## Extracted material

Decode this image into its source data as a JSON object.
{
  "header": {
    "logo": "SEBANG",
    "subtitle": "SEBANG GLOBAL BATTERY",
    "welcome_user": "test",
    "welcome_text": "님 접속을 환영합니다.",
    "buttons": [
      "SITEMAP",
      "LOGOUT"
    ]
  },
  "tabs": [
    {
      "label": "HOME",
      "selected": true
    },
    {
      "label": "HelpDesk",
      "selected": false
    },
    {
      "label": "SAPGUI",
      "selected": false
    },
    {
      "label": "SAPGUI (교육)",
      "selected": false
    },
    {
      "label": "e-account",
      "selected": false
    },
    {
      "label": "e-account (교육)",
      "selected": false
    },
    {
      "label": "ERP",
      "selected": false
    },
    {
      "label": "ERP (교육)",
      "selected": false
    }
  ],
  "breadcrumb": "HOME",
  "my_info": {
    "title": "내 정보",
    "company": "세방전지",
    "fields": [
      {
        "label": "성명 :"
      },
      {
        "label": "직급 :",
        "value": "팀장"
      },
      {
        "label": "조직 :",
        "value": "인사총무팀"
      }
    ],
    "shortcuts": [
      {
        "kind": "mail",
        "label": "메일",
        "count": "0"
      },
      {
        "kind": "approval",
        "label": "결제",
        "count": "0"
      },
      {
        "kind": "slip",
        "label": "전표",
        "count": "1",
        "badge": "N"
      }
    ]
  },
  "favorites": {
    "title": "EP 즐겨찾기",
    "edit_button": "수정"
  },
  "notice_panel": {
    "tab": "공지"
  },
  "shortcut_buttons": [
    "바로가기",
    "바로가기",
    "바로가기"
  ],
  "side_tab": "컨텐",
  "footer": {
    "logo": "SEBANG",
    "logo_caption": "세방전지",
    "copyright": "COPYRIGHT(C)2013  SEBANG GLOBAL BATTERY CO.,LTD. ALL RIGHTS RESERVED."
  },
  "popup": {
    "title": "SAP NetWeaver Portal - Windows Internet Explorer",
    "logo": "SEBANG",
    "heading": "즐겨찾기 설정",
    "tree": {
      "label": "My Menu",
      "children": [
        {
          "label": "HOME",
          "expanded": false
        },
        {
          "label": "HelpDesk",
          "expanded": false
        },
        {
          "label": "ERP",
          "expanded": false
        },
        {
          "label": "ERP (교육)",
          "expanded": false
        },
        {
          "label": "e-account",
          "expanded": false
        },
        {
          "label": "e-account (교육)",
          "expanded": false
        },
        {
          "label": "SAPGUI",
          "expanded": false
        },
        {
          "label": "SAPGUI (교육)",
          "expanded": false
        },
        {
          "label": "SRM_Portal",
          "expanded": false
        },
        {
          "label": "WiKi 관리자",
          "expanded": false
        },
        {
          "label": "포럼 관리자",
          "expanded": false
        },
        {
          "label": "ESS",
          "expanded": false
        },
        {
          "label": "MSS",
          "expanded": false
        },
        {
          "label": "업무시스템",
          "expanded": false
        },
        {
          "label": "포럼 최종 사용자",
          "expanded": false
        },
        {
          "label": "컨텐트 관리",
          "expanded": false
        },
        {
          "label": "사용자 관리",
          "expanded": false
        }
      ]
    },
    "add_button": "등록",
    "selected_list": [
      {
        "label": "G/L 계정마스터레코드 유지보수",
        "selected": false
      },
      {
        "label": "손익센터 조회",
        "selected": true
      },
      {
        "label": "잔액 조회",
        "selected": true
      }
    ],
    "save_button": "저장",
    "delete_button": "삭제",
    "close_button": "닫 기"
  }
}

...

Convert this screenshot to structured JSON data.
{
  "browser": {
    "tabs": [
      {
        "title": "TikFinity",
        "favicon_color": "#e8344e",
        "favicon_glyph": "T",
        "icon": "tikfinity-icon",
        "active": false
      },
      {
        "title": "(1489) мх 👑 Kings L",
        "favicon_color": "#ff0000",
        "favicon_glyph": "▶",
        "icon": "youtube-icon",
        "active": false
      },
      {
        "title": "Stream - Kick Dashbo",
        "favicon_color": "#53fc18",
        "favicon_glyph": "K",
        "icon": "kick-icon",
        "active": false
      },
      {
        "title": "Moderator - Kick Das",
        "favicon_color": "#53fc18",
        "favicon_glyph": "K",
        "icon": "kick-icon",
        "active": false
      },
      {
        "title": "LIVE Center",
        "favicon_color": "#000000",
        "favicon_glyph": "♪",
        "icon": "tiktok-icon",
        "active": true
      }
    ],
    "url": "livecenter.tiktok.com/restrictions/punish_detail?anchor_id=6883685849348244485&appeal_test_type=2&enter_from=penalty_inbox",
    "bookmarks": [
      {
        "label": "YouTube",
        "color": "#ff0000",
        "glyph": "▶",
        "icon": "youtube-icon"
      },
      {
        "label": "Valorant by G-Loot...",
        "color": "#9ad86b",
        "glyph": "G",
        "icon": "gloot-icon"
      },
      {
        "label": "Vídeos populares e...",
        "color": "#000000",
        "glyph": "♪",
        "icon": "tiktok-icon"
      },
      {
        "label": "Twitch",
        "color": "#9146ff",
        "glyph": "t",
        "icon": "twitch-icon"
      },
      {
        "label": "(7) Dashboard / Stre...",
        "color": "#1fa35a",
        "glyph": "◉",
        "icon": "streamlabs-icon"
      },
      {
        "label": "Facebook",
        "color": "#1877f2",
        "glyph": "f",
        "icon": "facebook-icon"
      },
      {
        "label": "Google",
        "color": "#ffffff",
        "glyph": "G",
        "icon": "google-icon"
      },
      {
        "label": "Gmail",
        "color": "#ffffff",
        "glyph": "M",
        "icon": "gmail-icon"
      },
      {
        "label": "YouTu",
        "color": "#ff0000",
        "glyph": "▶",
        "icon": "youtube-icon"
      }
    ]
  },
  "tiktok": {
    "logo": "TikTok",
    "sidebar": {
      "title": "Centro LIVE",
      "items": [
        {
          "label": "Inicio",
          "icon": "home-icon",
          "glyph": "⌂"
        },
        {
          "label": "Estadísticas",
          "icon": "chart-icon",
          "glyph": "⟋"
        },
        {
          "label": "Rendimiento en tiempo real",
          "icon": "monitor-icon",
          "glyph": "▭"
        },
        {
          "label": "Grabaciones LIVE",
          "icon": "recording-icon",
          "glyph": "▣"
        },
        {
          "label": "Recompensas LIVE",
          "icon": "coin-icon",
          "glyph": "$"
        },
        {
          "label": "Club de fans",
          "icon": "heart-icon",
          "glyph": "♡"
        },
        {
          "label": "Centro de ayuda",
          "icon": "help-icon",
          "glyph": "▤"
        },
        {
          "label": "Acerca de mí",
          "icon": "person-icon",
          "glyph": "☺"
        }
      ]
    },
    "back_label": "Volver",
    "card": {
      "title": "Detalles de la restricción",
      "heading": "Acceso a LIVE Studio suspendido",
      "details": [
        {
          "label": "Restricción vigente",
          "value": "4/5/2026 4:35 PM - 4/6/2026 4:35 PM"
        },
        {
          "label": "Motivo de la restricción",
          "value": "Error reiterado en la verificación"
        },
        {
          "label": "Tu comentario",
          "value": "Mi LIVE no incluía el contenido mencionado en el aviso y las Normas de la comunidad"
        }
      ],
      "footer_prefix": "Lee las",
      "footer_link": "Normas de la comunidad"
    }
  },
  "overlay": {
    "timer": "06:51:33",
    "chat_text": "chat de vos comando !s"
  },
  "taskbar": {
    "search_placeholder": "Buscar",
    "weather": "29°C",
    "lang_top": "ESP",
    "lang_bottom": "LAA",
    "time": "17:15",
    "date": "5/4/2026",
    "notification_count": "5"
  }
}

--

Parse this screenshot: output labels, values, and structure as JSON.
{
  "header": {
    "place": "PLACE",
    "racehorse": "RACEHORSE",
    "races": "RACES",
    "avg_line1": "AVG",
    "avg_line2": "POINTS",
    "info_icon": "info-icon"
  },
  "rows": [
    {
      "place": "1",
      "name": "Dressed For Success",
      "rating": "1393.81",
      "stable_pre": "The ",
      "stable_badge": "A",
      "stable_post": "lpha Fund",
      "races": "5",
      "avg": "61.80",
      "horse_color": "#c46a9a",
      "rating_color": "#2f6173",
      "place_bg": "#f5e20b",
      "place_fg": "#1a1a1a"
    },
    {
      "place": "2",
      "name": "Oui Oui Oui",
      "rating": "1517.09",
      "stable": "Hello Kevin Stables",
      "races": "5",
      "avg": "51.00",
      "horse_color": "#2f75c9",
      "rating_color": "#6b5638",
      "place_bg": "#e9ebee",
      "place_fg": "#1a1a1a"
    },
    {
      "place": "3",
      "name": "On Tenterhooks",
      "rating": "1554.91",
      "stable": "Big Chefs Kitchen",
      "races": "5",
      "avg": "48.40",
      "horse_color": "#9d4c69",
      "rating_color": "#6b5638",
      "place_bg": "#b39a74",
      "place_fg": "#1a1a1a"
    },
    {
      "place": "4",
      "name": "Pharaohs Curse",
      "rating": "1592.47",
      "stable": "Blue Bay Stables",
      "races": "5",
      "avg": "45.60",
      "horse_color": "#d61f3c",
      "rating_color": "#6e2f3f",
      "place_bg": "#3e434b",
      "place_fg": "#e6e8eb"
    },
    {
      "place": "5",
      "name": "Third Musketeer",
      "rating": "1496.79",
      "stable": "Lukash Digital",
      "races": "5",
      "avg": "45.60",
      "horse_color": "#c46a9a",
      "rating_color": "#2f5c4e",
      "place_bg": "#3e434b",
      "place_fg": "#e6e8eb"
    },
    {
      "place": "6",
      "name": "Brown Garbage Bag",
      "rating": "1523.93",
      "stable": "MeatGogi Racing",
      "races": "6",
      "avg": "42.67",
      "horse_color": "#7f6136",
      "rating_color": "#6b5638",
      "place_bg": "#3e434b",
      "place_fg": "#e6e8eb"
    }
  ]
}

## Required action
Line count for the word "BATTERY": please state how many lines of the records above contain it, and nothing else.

## Response to the exercise
2